On a warm summer day the cars of visitors to Pierce County’s largest eastside park spill onto the roadsides and into the nearby neighborhoods surrounding the 135-acre park.
That parking lot overflow is an indication of Lake Tapps North County Park’s popularity, but also it’s a hazard for roadway users and a major nuisance for the park’s lakeside neighbors.
Pierce County’s Parks and Recreation Department has a plan it hopes improves the park’s appeal to a broader spectrum of users from toddlers to trail hounds while building new parking lots to handle the crowds. Many of those improvements will make better use of 55 additional undeveloped acres the county bought from Puget Sound Energy in 2015.

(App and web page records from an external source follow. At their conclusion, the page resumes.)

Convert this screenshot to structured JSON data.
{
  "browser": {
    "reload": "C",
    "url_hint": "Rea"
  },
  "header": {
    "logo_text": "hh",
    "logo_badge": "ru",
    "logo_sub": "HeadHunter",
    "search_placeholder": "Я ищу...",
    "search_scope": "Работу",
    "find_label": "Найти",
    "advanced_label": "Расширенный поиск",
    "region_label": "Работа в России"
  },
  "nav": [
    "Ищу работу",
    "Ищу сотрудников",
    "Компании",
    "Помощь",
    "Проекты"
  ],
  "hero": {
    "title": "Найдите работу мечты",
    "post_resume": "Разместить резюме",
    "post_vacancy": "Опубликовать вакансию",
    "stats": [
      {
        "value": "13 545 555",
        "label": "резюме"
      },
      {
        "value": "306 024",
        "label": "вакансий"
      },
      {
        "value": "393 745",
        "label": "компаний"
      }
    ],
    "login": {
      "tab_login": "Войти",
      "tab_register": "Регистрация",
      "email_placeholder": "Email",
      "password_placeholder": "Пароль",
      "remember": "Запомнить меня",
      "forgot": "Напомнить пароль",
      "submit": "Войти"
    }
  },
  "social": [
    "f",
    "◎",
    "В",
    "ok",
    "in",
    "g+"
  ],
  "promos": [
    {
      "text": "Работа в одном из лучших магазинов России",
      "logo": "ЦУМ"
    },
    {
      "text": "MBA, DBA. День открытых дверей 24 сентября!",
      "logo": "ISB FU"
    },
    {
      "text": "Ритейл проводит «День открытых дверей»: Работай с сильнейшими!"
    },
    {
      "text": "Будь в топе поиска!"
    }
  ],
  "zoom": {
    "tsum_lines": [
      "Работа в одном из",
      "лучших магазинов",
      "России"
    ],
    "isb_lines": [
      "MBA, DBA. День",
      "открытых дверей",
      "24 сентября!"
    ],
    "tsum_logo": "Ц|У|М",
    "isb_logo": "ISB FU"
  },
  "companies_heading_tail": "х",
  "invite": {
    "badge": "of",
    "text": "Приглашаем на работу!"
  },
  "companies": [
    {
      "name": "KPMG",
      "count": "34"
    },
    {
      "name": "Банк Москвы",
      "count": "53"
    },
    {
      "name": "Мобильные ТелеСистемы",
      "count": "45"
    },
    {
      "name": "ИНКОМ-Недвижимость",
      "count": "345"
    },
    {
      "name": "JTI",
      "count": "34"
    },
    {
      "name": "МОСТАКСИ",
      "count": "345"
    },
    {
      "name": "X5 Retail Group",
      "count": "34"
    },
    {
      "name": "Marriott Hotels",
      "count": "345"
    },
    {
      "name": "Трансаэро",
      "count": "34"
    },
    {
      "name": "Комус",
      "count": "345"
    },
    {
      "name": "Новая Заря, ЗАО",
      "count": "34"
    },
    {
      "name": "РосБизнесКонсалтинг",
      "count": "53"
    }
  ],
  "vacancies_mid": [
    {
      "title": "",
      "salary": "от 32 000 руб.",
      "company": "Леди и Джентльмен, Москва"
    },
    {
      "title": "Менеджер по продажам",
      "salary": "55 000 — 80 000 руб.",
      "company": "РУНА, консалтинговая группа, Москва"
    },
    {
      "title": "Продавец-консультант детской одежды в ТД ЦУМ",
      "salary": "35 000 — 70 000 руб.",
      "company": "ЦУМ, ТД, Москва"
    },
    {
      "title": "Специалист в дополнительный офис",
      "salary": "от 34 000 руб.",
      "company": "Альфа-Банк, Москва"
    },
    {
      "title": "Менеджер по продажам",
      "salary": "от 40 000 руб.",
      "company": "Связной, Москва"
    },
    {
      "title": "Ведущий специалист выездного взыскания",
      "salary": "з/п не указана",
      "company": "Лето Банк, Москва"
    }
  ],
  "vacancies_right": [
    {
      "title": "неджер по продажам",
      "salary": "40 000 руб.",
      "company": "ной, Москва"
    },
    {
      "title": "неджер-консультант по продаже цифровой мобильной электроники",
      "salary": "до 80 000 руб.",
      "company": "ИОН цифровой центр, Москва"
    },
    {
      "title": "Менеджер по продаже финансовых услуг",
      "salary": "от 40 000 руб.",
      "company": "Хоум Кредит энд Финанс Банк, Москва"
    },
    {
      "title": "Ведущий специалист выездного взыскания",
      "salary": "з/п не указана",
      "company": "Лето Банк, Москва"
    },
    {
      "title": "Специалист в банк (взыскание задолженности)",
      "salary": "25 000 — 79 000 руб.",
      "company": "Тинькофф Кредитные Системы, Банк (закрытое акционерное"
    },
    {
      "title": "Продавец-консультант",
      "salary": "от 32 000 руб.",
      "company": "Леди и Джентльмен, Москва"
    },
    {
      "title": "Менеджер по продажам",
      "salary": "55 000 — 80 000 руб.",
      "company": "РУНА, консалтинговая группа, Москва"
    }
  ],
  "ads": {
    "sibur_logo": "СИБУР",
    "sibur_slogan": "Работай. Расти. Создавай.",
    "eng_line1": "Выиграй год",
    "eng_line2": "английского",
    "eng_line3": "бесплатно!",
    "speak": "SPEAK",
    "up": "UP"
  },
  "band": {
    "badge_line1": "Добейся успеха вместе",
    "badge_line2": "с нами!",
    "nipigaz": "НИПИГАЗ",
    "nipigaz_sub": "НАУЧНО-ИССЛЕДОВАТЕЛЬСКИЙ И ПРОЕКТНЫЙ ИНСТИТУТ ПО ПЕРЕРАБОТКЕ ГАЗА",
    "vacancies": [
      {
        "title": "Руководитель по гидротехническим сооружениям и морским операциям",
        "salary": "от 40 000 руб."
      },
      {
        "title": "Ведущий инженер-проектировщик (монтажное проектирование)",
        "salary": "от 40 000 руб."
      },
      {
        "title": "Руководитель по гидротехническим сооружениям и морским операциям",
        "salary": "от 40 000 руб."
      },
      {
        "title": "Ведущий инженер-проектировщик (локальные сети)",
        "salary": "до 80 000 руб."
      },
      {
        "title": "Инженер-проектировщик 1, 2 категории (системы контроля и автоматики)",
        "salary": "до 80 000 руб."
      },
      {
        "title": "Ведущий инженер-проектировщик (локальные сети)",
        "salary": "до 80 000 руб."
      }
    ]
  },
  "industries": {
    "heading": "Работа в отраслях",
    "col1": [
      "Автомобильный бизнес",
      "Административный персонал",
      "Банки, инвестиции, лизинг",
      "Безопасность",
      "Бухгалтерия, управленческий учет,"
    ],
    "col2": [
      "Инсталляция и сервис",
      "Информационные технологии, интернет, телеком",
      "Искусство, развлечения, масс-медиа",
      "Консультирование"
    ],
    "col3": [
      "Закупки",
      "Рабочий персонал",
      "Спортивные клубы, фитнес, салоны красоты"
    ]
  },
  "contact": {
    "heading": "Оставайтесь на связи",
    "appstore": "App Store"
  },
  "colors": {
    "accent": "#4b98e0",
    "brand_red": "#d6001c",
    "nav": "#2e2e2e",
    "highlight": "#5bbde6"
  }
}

The improvements will be among the first fruits of the Pierce County Council’s decision last fall to raise park impact fees. Those fees are assessed on newly built homes in the county. A citizens advisory committee ranked improvements to Lake Tapps North County Park high on the list of needs to be funded by the new income. The park is located on the northeast corner of the lake at 2022 198th Ave. E.
That county’s park improvement draft plan, said Kimberly Freeman, the parks department’s resource stewardship superintendent, has three objectives:
▪ Improve parking. During warmer months, the park’s parking lots fill up, and visitors begin parking on roadsides and in neighborhoods. The preliminary plan calls for creating additional parking lots in areas inland from the park’s long waterfront.
That parking is the likely first improvement the county will create, said Freeman, before it begins constructing other attractions at the park. The county charges a fee for auto access to the park.
▪ Expand activities throughout the park. The park’s chief attraction now is its swimming area on Lake Tapps. The initial plans call for improvements to that attraction, but also the creation of a more diverse mix of attractions. Those could include a more extensive network of trails. a children’s play area and possibly a splash fountain. More picnic area could also be built to accommodate the larger crowds.
▪ Improve waterfront areas. The most pressing need, said Freeman, is to reconstruct the bulkhead where the park meets the lake. The old bulkhead is crumbling, allowing the park to gradually erode into the lake waters. Other changes could include better access for walkers and observers who don’t want to swim or boat but to just enjoy the view of the activity on the lake and a beach volleyball court.
While the county has created a draft improvement plan, said Freeman, it wants the public to offer ideas about what’s needed at Lake Tapps North Park.
To that end, the county is holding an open house today (Thursday) at North Tapps Middle School Commons, 20029 12th St. E. in Bonney Lake. The open house will begin at 5:30 p.m. and end at 7:30 p.m.